======== Material provided ========

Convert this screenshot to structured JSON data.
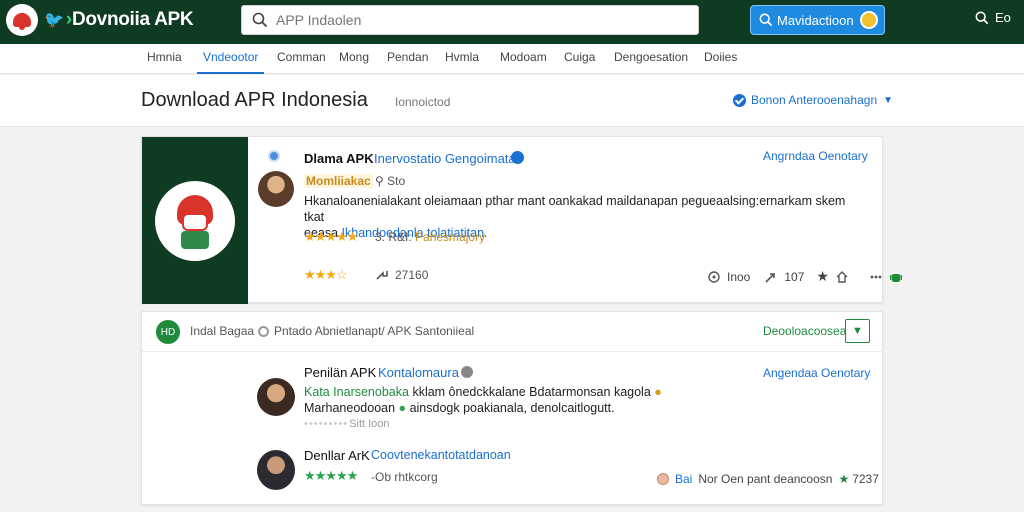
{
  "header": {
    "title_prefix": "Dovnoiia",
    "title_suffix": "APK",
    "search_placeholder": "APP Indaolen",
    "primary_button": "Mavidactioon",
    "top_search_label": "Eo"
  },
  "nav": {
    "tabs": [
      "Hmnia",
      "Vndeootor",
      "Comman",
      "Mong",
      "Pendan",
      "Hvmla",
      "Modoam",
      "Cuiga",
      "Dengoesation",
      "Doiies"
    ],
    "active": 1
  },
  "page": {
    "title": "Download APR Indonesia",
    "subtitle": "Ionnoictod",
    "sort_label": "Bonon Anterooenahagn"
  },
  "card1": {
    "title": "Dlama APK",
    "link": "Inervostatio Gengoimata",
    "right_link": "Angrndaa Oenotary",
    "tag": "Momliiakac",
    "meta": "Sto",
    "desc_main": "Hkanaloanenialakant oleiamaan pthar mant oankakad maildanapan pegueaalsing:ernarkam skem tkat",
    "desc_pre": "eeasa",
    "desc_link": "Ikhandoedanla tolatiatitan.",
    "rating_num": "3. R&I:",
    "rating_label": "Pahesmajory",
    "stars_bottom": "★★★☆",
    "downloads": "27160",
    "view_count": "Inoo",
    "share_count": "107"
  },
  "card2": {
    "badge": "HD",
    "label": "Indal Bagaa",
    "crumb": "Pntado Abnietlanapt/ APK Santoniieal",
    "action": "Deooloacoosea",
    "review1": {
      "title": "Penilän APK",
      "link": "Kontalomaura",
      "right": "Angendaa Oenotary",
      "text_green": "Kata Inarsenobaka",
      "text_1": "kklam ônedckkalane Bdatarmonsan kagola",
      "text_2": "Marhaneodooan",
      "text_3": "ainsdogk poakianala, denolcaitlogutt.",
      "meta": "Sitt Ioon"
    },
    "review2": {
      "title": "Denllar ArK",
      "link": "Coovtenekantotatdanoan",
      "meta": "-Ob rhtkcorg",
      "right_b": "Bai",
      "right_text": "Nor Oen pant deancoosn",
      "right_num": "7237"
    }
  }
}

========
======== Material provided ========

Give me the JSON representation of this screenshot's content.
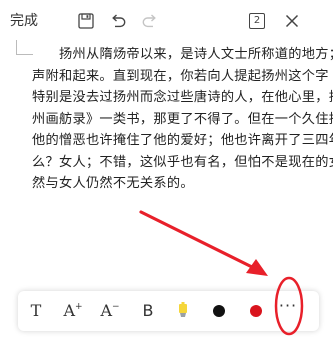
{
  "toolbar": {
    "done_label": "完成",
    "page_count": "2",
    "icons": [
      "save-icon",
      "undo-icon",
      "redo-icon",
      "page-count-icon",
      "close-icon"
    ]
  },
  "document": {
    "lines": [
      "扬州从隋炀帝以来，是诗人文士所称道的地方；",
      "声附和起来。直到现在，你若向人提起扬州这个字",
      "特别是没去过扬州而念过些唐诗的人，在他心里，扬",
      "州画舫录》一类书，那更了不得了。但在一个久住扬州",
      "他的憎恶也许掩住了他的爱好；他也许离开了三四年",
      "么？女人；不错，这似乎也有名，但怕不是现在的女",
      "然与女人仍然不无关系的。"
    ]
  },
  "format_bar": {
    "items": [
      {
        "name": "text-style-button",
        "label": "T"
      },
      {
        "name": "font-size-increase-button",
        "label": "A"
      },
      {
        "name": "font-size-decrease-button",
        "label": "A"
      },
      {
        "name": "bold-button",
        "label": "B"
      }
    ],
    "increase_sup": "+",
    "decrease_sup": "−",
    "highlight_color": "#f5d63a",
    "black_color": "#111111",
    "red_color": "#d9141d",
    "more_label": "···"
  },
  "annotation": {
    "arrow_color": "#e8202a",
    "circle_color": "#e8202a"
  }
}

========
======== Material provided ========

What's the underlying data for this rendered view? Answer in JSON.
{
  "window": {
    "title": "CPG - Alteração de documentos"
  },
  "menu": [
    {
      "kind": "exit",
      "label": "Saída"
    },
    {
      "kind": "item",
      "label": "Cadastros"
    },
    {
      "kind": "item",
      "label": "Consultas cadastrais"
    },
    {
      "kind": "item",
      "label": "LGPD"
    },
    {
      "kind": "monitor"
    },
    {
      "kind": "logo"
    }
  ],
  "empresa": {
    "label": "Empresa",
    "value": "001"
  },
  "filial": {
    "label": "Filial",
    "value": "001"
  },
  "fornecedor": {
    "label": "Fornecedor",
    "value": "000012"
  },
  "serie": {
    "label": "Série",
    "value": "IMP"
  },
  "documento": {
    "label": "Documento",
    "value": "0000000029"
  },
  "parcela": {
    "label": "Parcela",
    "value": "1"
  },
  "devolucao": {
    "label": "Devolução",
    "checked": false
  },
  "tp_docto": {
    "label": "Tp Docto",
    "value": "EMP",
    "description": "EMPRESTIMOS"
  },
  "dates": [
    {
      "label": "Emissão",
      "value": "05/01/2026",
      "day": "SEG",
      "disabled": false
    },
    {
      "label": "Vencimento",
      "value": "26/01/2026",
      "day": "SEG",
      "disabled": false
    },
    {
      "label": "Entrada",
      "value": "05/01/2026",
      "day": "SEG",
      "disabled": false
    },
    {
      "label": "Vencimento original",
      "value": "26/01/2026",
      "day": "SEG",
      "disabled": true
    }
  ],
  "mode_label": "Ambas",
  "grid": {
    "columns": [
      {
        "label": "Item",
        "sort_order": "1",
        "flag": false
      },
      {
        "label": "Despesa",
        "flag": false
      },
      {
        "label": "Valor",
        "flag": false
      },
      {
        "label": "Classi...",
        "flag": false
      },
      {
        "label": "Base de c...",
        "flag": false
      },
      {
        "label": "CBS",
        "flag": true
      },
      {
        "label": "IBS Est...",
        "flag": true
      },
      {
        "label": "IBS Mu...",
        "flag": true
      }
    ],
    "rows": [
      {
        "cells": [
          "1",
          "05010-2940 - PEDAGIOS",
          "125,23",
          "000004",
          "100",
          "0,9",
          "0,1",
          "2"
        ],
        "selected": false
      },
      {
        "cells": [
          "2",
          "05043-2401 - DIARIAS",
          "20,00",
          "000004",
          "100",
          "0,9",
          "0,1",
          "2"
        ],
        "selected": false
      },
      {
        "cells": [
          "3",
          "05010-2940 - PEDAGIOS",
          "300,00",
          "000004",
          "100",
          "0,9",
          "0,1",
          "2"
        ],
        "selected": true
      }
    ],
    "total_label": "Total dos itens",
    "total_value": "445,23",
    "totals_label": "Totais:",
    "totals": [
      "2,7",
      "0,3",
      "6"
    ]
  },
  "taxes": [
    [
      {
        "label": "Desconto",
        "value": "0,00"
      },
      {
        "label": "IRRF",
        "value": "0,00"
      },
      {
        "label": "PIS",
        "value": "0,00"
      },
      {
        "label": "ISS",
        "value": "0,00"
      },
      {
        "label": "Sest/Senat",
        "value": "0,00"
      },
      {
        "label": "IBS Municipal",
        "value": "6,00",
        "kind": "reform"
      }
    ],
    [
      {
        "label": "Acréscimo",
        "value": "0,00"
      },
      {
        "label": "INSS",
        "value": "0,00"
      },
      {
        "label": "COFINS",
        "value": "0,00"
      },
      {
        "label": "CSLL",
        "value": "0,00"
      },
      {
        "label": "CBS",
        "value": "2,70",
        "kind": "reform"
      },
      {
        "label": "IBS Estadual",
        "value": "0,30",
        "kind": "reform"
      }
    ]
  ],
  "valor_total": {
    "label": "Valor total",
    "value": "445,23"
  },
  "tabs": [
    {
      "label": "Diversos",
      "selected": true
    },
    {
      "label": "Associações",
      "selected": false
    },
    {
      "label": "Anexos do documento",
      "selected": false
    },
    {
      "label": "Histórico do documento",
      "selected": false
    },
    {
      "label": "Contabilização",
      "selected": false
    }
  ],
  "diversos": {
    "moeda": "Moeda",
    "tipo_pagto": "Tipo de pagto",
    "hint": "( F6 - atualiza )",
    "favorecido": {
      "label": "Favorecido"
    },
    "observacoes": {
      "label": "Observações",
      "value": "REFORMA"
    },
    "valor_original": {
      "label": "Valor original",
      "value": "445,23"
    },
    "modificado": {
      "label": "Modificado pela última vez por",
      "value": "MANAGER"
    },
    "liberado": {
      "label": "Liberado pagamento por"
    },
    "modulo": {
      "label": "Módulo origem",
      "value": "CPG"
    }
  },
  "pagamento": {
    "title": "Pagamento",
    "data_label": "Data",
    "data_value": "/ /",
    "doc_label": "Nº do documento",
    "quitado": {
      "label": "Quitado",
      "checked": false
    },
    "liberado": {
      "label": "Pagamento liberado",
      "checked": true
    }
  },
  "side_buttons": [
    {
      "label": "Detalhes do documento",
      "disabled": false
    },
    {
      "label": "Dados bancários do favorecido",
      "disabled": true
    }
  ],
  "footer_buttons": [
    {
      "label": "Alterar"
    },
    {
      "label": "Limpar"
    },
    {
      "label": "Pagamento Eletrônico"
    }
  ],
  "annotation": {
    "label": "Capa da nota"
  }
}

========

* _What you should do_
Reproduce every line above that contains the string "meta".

* _Exercise result_
    "meta": "Sto",
      "meta": "Sitt Ioon"
      "meta": "-Ob rhtkcorg",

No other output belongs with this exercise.